HOW TO COMPLETE THIS TASK: In the material below, find every line containing "Retail" and copy that line.

EXTRACTED MATERIAL:

----------------------------------------

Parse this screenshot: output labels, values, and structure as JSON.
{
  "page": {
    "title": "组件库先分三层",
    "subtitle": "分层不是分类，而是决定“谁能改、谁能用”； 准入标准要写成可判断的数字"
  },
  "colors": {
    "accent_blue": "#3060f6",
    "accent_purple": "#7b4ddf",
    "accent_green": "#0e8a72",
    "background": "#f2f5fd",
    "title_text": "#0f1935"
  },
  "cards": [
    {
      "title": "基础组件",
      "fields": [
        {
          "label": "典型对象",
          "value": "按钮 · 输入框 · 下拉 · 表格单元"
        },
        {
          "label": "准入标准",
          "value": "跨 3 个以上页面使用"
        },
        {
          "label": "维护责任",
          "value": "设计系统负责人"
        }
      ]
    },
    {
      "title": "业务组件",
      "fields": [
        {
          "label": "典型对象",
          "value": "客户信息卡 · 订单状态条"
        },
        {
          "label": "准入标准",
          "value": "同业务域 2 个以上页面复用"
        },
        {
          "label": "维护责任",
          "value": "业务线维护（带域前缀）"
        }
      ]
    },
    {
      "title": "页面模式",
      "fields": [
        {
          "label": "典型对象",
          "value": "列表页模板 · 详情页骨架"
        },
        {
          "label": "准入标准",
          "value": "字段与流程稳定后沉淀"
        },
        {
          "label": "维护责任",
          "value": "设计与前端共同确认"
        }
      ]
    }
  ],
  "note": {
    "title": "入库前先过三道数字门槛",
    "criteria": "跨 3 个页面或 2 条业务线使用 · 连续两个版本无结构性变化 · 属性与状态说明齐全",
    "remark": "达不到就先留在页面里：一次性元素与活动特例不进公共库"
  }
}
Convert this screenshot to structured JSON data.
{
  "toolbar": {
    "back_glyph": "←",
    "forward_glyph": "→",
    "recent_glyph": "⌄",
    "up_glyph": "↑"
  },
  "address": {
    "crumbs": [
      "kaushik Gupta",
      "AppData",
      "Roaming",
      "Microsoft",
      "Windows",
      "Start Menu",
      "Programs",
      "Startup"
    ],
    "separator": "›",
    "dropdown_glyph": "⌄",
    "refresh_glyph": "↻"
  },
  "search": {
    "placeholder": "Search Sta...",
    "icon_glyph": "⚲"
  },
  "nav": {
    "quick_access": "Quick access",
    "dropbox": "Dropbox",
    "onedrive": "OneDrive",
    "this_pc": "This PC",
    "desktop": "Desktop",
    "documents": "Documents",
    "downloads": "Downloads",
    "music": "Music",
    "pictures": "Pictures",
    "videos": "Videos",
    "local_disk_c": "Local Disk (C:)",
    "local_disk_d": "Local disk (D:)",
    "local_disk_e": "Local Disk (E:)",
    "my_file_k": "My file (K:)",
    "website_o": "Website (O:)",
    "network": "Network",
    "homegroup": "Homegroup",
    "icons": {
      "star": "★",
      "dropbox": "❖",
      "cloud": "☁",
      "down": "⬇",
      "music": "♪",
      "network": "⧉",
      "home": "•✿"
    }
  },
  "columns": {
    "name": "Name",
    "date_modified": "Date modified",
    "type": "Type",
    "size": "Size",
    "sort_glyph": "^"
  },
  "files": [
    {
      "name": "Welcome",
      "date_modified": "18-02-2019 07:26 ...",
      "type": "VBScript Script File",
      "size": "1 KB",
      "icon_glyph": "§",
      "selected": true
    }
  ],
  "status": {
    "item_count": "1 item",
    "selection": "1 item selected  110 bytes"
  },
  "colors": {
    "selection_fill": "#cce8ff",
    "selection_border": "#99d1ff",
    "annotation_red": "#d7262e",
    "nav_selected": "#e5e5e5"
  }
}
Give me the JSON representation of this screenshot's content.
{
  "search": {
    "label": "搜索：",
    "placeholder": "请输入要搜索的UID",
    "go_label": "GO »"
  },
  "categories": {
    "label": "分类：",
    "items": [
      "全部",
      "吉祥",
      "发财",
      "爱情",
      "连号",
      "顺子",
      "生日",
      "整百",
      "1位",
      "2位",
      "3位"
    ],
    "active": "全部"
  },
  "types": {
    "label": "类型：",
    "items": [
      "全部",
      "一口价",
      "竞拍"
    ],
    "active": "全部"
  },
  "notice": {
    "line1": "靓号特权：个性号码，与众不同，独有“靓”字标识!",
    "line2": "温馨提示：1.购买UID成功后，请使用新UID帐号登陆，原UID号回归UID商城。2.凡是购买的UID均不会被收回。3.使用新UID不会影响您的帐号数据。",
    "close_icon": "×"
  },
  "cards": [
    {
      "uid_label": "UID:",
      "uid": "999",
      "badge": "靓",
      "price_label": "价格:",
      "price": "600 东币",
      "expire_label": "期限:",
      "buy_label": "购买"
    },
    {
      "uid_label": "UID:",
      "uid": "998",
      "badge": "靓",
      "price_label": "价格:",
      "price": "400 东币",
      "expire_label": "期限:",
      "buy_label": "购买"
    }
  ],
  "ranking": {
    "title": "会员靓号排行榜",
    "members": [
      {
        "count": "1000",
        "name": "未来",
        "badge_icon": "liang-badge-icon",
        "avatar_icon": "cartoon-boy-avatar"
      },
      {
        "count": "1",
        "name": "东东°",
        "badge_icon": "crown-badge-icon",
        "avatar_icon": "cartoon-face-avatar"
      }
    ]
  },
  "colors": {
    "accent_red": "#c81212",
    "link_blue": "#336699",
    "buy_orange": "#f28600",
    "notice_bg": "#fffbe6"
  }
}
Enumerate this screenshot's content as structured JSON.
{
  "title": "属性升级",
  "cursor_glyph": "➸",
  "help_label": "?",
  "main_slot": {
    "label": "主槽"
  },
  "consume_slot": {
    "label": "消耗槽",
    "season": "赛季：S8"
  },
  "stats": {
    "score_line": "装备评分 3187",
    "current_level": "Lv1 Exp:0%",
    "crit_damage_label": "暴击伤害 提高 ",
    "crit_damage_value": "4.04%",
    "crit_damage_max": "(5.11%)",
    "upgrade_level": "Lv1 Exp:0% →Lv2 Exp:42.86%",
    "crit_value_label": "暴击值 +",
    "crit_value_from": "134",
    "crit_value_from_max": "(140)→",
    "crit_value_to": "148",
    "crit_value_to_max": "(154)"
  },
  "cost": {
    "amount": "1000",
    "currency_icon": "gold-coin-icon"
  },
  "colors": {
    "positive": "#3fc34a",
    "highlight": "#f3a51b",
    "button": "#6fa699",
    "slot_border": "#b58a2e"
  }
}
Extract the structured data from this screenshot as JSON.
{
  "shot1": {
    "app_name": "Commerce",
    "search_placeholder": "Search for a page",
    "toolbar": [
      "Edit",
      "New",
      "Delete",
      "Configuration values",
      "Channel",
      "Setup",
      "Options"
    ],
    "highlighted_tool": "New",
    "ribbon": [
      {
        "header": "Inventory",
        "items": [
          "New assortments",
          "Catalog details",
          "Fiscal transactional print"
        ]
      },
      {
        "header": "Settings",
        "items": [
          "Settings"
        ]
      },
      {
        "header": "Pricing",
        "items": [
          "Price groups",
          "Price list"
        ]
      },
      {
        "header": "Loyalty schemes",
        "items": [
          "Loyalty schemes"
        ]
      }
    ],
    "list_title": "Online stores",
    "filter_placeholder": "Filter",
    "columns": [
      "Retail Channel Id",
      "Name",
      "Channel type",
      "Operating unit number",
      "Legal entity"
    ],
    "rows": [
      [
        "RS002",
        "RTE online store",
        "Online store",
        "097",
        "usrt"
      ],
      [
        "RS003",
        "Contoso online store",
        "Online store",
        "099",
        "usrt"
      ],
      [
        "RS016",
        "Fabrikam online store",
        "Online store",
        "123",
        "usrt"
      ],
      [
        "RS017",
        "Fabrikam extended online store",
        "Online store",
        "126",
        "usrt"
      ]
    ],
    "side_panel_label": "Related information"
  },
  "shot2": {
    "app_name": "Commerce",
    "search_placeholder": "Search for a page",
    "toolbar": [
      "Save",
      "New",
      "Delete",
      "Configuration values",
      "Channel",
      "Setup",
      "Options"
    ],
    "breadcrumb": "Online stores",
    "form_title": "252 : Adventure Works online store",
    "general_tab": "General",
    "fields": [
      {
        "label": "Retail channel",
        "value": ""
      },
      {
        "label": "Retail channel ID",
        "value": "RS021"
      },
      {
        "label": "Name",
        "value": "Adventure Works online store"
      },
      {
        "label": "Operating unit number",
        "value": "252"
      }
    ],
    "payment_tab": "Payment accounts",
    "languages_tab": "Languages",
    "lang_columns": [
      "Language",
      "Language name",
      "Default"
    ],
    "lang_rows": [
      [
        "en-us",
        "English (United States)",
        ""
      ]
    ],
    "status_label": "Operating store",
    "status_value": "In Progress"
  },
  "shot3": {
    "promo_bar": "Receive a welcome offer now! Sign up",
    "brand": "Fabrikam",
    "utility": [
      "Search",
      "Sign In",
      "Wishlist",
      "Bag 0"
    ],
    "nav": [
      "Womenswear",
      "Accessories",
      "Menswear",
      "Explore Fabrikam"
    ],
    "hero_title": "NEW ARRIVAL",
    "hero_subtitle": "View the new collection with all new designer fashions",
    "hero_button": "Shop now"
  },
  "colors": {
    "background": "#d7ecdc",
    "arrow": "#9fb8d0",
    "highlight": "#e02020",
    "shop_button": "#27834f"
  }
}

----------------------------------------

RESPONSE BELOW:
      "Retail Channel Id",
        "label": "Retail channel",
        "label": "Retail channel ID",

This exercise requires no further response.